WHAT IS EXPECTED: What's needed is a word-for-word retyping of the entries below, pictures omitted.

(Excerpts from an interface dataset)
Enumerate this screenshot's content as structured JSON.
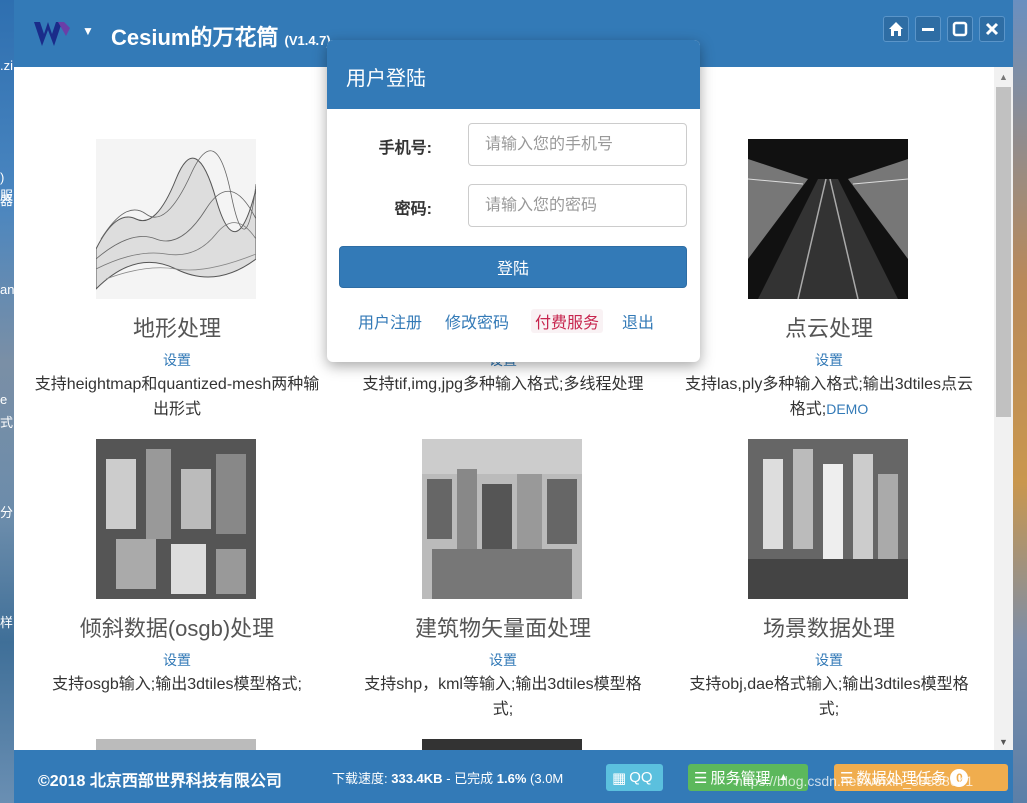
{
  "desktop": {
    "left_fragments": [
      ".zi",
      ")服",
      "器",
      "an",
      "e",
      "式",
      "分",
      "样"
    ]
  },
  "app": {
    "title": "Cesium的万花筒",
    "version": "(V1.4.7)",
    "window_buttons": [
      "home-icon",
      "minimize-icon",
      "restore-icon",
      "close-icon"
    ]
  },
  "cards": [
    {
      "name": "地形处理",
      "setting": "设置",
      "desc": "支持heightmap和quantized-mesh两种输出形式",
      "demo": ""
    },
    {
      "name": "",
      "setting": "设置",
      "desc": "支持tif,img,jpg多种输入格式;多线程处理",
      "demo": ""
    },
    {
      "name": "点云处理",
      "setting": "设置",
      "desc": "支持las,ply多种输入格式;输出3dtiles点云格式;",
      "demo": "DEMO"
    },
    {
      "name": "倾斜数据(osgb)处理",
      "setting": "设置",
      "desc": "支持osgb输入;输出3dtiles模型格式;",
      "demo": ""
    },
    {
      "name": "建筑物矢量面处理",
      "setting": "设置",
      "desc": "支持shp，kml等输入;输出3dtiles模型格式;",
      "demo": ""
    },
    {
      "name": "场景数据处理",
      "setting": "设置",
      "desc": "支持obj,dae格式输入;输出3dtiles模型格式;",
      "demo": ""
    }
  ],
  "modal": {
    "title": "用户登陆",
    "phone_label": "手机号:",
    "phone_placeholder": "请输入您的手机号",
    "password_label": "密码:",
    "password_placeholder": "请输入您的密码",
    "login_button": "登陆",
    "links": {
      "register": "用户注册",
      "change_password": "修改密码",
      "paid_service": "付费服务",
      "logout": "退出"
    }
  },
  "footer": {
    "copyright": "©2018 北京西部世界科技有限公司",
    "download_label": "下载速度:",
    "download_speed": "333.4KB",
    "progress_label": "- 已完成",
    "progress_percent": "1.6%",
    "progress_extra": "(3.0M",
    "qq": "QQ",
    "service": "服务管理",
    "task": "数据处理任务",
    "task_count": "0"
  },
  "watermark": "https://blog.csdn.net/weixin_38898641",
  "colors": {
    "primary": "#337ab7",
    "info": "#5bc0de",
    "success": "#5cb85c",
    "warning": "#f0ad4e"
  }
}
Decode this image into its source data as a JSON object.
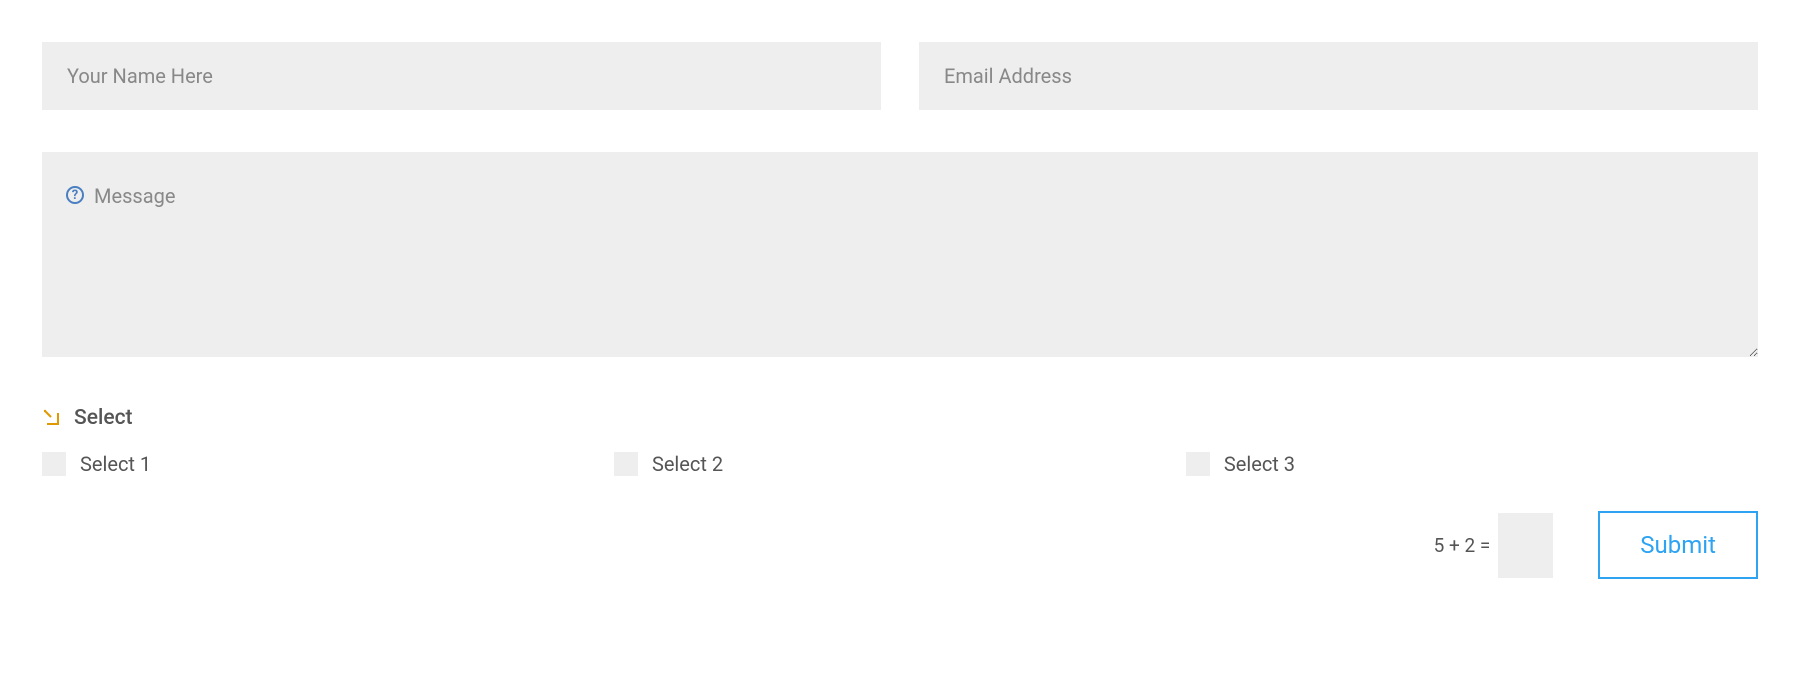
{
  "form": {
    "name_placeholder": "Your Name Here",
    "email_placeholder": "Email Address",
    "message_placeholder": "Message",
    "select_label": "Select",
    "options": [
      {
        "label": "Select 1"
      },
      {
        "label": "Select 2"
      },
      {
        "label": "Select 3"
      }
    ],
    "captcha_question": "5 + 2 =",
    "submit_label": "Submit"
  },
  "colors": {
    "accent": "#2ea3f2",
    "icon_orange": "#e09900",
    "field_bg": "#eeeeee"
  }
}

YOUR SOLUTION:
Enumerate this screenshot's content as structured JSON.
{
  "desktop": {
    "left_fragments": [
      ".zi",
      ")服",
      "器",
      "an",
      "e",
      "式",
      "分",
      "样"
    ]
  },
  "app": {
    "title": "Cesium的万花筒",
    "version": "(V1.4.7)",
    "window_buttons": [
      "home-icon",
      "minimize-icon",
      "restore-icon",
      "close-icon"
    ]
  },
  "cards": [
    {
      "name": "地形处理",
      "setting": "设置",
      "desc": "支持heightmap和quantized-mesh两种输出形式",
      "demo": ""
    },
    {
      "name": "",
      "setting": "设置",
      "desc": "支持tif,img,jpg多种输入格式;多线程处理",
      "demo": ""
    },
    {
      "name": "点云处理",
      "setting": "设置",
      "desc": "支持las,ply多种输入格式;输出3dtiles点云格式;",
      "demo": "DEMO"
    },
    {
      "name": "倾斜数据(osgb)处理",
      "setting": "设置",
      "desc": "支持osgb输入;输出3dtiles模型格式;",
      "demo": ""
    },
    {
      "name": "建筑物矢量面处理",
      "setting": "设置",
      "desc": "支持shp，kml等输入;输出3dtiles模型格式;",
      "demo": ""
    },
    {
      "name": "场景数据处理",
      "setting": "设置",
      "desc": "支持obj,dae格式输入;输出3dtiles模型格式;",
      "demo": ""
    }
  ],
  "modal": {
    "title": "用户登陆",
    "phone_label": "手机号:",
    "phone_placeholder": "请输入您的手机号",
    "password_label": "密码:",
    "password_placeholder": "请输入您的密码",
    "login_button": "登陆",
    "links": {
      "register": "用户注册",
      "change_password": "修改密码",
      "paid_service": "付费服务",
      "logout": "退出"
    }
  },
  "footer": {
    "copyright": "©2018 北京西部世界科技有限公司",
    "download_label": "下载速度:",
    "download_speed": "333.4KB",
    "progress_label": "- 已完成",
    "progress_percent": "1.6%",
    "progress_extra": "(3.0M",
    "qq": "QQ",
    "service": "服务管理",
    "task": "数据处理任务",
    "task_count": "0"
  },
  "watermark": "https://blog.csdn.net/weixin_38898641",
  "colors": {
    "primary": "#337ab7",
    "info": "#5bc0de",
    "success": "#5cb85c",
    "warning": "#f0ad4e"
  }
}
Decode this image into its source data as a JSON object.
{
  "form": {
    "name_placeholder": "Your Name Here",
    "email_placeholder": "Email Address",
    "message_placeholder": "Message",
    "select_label": "Select",
    "options": [
      {
        "label": "Select 1"
      },
      {
        "label": "Select 2"
      },
      {
        "label": "Select 3"
      }
    ],
    "captcha_question": "5 + 2 =",
    "submit_label": "Submit"
  },
  "colors": {
    "accent": "#2ea3f2",
    "icon_orange": "#e09900",
    "field_bg": "#eeeeee"
  }
}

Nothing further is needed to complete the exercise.